____ Exercise material

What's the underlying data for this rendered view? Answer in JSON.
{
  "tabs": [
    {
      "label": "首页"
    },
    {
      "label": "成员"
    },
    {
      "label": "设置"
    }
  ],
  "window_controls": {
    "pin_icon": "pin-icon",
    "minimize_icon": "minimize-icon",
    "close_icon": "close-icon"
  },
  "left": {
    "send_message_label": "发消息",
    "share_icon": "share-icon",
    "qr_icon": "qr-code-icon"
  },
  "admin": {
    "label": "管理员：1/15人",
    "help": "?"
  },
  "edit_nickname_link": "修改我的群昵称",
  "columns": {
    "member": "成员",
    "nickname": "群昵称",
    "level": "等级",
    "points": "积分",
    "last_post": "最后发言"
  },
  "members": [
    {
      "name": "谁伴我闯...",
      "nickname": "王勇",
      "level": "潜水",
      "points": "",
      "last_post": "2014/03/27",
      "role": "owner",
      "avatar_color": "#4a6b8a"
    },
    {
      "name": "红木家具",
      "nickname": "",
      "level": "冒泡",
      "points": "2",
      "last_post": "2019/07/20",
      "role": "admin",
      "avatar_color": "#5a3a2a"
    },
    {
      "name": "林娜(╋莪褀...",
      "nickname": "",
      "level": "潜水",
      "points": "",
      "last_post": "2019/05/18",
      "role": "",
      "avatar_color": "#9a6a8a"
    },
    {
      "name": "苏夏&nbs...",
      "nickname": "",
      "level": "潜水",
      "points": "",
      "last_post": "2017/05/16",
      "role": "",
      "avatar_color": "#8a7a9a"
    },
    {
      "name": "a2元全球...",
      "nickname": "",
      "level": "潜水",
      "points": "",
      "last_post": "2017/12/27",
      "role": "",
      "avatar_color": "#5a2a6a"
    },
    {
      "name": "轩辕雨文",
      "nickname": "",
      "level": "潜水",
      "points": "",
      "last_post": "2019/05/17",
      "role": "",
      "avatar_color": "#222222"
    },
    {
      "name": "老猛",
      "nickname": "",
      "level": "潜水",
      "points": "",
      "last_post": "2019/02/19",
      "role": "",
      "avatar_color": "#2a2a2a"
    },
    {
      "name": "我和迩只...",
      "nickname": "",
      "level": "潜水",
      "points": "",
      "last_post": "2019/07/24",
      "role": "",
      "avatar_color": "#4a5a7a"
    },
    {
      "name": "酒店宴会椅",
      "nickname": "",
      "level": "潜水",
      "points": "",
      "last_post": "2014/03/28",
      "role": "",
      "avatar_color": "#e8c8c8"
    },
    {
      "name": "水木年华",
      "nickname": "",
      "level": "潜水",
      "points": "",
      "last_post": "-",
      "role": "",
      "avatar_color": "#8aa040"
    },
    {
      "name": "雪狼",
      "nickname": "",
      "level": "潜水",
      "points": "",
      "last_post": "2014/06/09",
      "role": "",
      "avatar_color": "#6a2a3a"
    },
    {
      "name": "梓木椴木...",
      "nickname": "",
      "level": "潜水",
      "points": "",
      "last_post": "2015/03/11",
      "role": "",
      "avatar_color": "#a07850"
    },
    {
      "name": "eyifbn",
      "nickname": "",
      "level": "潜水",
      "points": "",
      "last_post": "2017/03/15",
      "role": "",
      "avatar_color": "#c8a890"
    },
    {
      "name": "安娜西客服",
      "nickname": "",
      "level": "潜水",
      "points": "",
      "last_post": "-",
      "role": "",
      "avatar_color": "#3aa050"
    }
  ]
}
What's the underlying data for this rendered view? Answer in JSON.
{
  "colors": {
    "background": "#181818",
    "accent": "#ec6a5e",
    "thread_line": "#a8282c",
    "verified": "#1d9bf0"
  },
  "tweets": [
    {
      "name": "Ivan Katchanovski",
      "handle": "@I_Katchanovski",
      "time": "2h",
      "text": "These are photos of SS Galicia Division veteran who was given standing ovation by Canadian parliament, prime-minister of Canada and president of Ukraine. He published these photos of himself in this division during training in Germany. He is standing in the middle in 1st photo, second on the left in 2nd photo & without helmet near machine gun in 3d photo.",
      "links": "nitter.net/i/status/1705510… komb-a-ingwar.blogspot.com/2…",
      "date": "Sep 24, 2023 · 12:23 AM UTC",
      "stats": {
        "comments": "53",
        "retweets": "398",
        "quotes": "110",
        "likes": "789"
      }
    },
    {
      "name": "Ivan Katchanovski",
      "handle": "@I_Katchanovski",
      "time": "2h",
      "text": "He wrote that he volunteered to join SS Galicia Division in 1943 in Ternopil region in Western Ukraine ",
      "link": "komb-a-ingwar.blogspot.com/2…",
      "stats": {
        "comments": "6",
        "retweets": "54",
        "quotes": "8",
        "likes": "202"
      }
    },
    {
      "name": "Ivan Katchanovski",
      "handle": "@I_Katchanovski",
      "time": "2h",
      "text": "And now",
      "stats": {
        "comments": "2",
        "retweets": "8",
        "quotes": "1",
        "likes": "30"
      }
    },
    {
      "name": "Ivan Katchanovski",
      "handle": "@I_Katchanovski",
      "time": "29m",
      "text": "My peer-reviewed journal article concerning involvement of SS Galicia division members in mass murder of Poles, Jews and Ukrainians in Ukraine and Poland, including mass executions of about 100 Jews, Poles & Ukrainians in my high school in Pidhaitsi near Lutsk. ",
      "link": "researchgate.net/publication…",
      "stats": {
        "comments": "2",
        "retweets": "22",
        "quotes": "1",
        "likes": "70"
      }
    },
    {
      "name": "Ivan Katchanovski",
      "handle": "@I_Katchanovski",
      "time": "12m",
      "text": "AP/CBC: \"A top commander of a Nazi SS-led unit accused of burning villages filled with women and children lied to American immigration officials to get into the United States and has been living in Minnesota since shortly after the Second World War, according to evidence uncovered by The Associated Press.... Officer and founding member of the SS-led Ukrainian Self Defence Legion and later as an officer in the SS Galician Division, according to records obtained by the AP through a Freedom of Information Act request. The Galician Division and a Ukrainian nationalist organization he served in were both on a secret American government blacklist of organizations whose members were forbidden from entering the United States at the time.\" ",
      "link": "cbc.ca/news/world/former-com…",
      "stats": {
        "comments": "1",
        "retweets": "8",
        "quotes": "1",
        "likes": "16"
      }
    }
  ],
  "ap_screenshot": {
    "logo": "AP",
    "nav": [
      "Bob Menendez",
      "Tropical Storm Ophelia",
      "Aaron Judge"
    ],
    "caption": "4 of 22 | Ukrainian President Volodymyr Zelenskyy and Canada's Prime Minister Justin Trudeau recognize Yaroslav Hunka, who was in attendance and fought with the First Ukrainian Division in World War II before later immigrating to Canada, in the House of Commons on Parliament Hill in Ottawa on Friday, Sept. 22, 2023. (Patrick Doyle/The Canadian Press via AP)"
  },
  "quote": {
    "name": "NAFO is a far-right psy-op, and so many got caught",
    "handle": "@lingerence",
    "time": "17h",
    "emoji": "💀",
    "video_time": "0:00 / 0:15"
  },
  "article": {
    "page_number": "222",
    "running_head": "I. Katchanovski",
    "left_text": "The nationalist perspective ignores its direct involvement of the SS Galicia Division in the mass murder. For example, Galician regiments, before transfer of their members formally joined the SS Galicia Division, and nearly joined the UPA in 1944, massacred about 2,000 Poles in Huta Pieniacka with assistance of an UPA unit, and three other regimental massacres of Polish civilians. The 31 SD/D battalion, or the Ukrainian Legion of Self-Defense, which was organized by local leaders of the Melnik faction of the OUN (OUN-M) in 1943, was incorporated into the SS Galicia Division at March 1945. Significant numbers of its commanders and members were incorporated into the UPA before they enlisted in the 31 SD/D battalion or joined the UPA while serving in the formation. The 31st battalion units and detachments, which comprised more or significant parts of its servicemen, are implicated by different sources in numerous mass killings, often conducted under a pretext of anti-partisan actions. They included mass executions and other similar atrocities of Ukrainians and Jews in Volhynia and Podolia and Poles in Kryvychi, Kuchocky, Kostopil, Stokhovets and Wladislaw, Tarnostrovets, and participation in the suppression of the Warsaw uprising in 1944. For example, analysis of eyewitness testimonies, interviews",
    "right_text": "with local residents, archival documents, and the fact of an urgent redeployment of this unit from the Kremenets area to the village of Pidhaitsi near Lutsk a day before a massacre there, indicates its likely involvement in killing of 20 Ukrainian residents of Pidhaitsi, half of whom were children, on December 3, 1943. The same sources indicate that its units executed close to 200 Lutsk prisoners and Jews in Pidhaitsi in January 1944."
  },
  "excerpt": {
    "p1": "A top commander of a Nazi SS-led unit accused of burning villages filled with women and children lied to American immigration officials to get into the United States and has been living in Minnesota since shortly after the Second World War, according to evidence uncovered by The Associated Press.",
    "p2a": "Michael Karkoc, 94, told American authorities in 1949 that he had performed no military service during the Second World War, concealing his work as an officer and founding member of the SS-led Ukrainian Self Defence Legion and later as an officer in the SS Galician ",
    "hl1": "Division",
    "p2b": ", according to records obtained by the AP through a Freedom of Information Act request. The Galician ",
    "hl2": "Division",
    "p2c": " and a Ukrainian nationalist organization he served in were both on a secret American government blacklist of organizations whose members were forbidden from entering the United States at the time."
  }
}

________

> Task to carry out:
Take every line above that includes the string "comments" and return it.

> Your solution:
        "comments": "53",
        "comments": "6",
        "comments": "2",
        "comments": "2",
        "comments": "1",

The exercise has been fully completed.